Today was a test of patience. LB + I woke up, ate breakfast (after the woman in charge of the Riad joked that there was in fact no breakfast for us, making me think: just another way to save money, huh?). Then, we found a taxi close to the Ghetto, and took it to the Gare de Marrakech for less than half of what she charged us (cf. with this entry from 2-3 May 2009), then we took some money out of the ATM, bought two tickets for Casablanca + jumped on the train with less than ten minutes to spare. We even got seats this time, with room for our little suitcases! Everything seemed to working really well.
And then the train stopped. . .
And ended up stopping so many times that we actually lost count. And when I say the train stopped, I don’t mean it stopped just for the twelve tiny train stations that peppered the route from Marrakech to Casa. I also mean, that the train stopped intermittently to let other trains race on by, as if to accentuate how slow our train was. It also stopped honestly for no goddamn reason whatsoever. And when it did move, sometime it crawled for forty minutes before stopping again. And then we’d sit there in this incredible heat, the air-conditioné cars actually trapping the heat since there were only a few windows per car and the air-conditioning was imperceptible. LB had to stop herself from passing out + I had to talk to her sweetly + play Nusrat Ali Fateh Kan songs for her on my iPod, sweating my ass off. And what a shame—the view of the Moroccan countryside was stunning too! The real proof that the train ride had become unbearable was when even Moroccans began fanning themselves with their hijabs. By the time the train had mysteriously stopped a mere hundred feet from the L’Oasis station (which is about fifteen minutes from Casa Voyageurs), where it stayed for twenty agonizing minutes, passengers got so sick of the heat that they started hopping off the train en masse. I’m not gonna lie, that train ride sucked ass.
Fortunately, after almost getting mugged in Marrakech, taken advantage of by the women in charge of our Riad + asphyxiated inside our wounded train, Casablanca—with all of its pollution + traffic—was a dream. I practically fell in love with the traffic lights (there aren’t any in the Medina), the wifi in the lounge (ditto), the proximity to places of interest, even the fact that our hotel doesn’t charge us for Moroccan tea. I also like that there aren’t tatterdemalions on every street corner waiting to spring on you, asking for a cadeau, or trying to follow you so they can charge you afterwards. And people like to speak French in Casa. Oh fuck man, what a dream.

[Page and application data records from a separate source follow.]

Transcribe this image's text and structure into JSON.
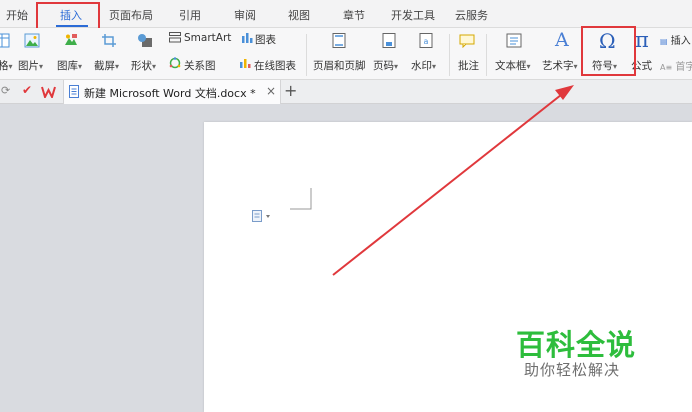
{
  "menu_tabs": [
    "开始",
    "插入",
    "页面布局",
    "引用",
    "审阅",
    "视图",
    "章节",
    "开发工具",
    "云服务"
  ],
  "active_tab": "插入",
  "ribbon": {
    "table_partial": "格",
    "picture": "图片",
    "gallery": "图库",
    "screenshot": "截屏",
    "shapes": "形状",
    "smartart": "SmartArt",
    "chart": "图表",
    "relation_chart": "关系图",
    "online_chart": "在线图表",
    "header_footer": "页眉和页脚",
    "page_number": "页码",
    "watermark": "水印",
    "comment": "批注",
    "textbox": "文本框",
    "wordart": "艺术字",
    "symbol": "符号",
    "formula": "公式",
    "insert_partial": "插入",
    "initial_partial": "首字"
  },
  "symbol_glyph": "Ω",
  "formula_glyph": "π",
  "wordart_glyph": "A",
  "document_tab": {
    "title": "新建 Microsoft Word 文档.docx *",
    "close": "×",
    "new_tab": "+"
  },
  "watermark": {
    "title": "百科全说",
    "subtitle": "助你轻松解决"
  },
  "colors": {
    "accent": "#2b6bd6",
    "highlight_red": "#e0383c",
    "watermark_green": "#2dbd3c"
  },
  "icons": [
    "table-icon",
    "picture-icon",
    "gallery-icon",
    "screenshot-icon",
    "shapes-icon",
    "smartart-icon",
    "chart-icon",
    "relation-chart-icon",
    "online-chart-icon",
    "header-footer-icon",
    "page-number-icon",
    "watermark-icon",
    "comment-icon",
    "textbox-icon",
    "wordart-icon",
    "symbol-icon",
    "formula-icon",
    "wps-logo-icon",
    "doc-file-icon",
    "paste-options-icon"
  ]
}
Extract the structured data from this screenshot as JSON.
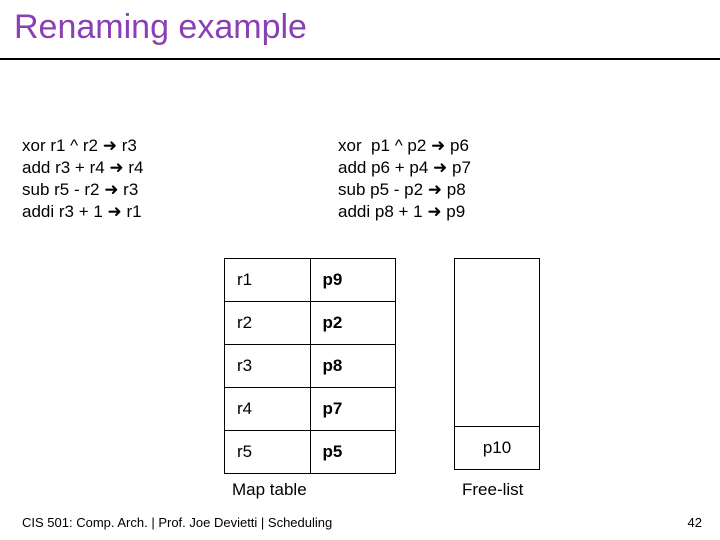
{
  "title": "Renaming example",
  "code_left": {
    "l1a": "xor r1 ^ r2 ",
    "l1b": " r3",
    "l2a": "add r3 + r4 ",
    "l2b": " r4",
    "l3a": "sub r5 - r2 ",
    "l3b": " r3",
    "l4a": "addi r3 + 1 ",
    "l4b": " r1"
  },
  "code_right": {
    "l1a": "xor  p1 ^ p2 ",
    "l1b": " p6",
    "l2a": "add p6 + p4 ",
    "l2b": " p7",
    "l3a": "sub p5 - p2 ",
    "l3b": " p8",
    "l4a": "addi p8 + 1 ",
    "l4b": " p9"
  },
  "map_table": [
    {
      "arch": "r1",
      "phys": "p9"
    },
    {
      "arch": "r2",
      "phys": "p2"
    },
    {
      "arch": "r3",
      "phys": "p8"
    },
    {
      "arch": "r4",
      "phys": "p7"
    },
    {
      "arch": "r5",
      "phys": "p5"
    }
  ],
  "map_caption": "Map table",
  "free_list_entry": "p10",
  "free_caption": "Free-list",
  "footer": "CIS 501: Comp. Arch.  |  Prof. Joe Devietti  |  Scheduling",
  "page": "42",
  "arrow": "➜"
}
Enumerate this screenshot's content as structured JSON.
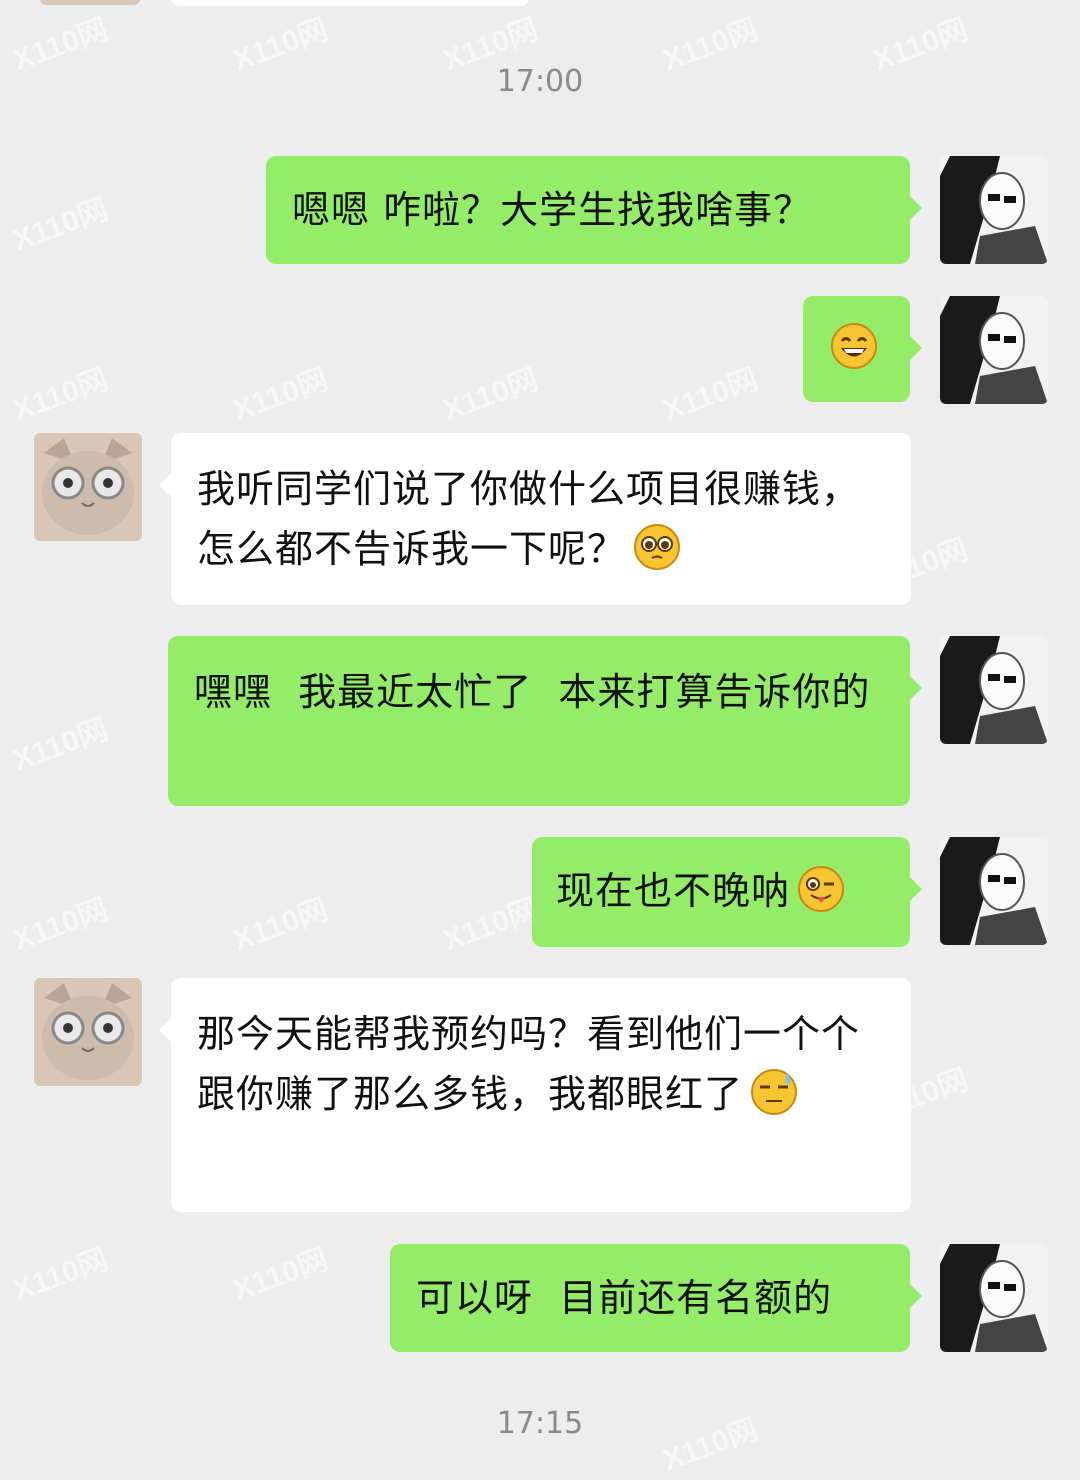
{
  "timestamps": {
    "first": "17:00",
    "second": "17:15"
  },
  "watermark_text": "X110网",
  "messages": [
    {
      "side": "me",
      "text": "嗯嗯 咋啦？大学生找我啥事？"
    },
    {
      "side": "me",
      "emoji": "grinning-face-emoji"
    },
    {
      "side": "them",
      "text": "我听同学们说了你做什么项目很赚钱，怎么都不告诉我一下呢？",
      "emoji": "pleading-face-emoji"
    },
    {
      "side": "me",
      "text": "嘿嘿  我最近太忙了  本来打算告诉你的"
    },
    {
      "side": "me",
      "text": "现在也不晚呐",
      "emoji": "winking-tongue-emoji"
    },
    {
      "side": "them",
      "text": "那今天能帮我预约吗？看到他们一个个跟你赚了那么多钱，我都眼红了",
      "emoji": "sweat-face-emoji"
    },
    {
      "side": "me",
      "text": "可以呀  目前还有名额的"
    }
  ],
  "colors": {
    "my_bubble": "#95ec69",
    "their_bubble": "#ffffff",
    "background": "#ededed"
  }
}
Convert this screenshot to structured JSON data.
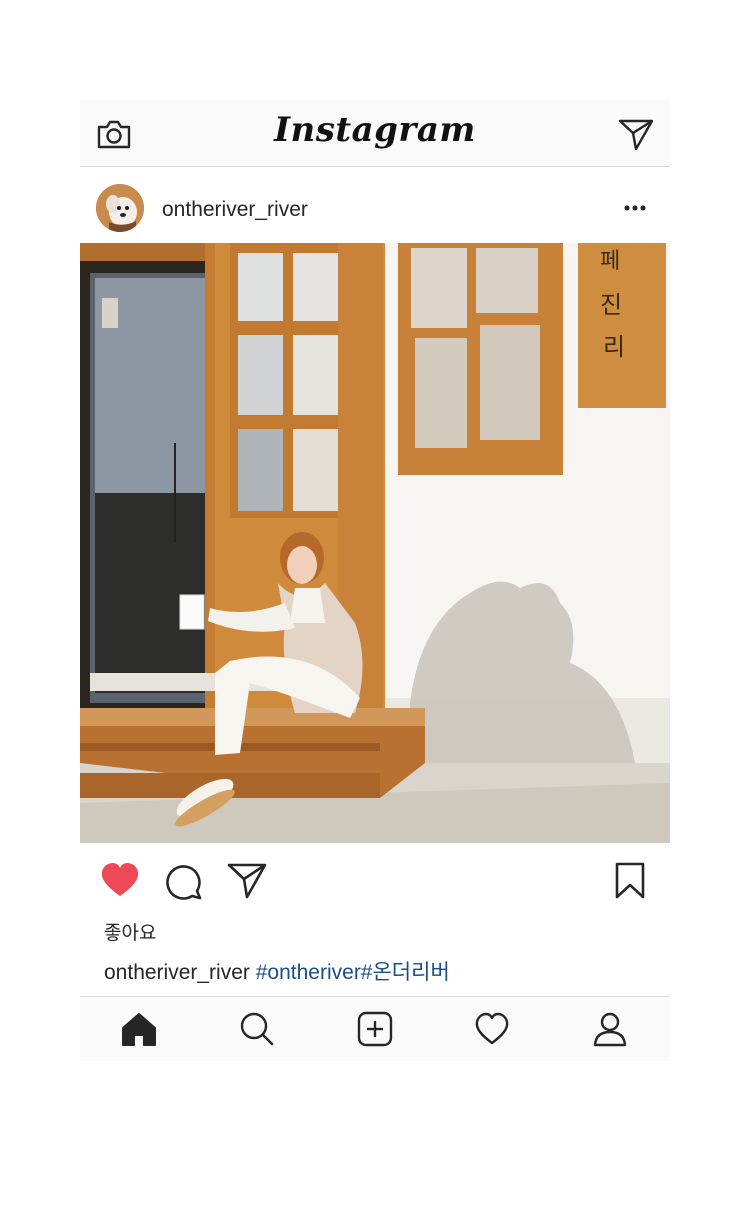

After Buenos Aires, I have maybe too much tolerance for dirty cities. Even so, you can see the Atlantic ocean from our balcony + this time our bathroom has a door. They might be simple luxuries, but I fucking appreciate them right now.
Surprisingly, being in Casablanca is great right now. That's something no one ever writes in guidebooks.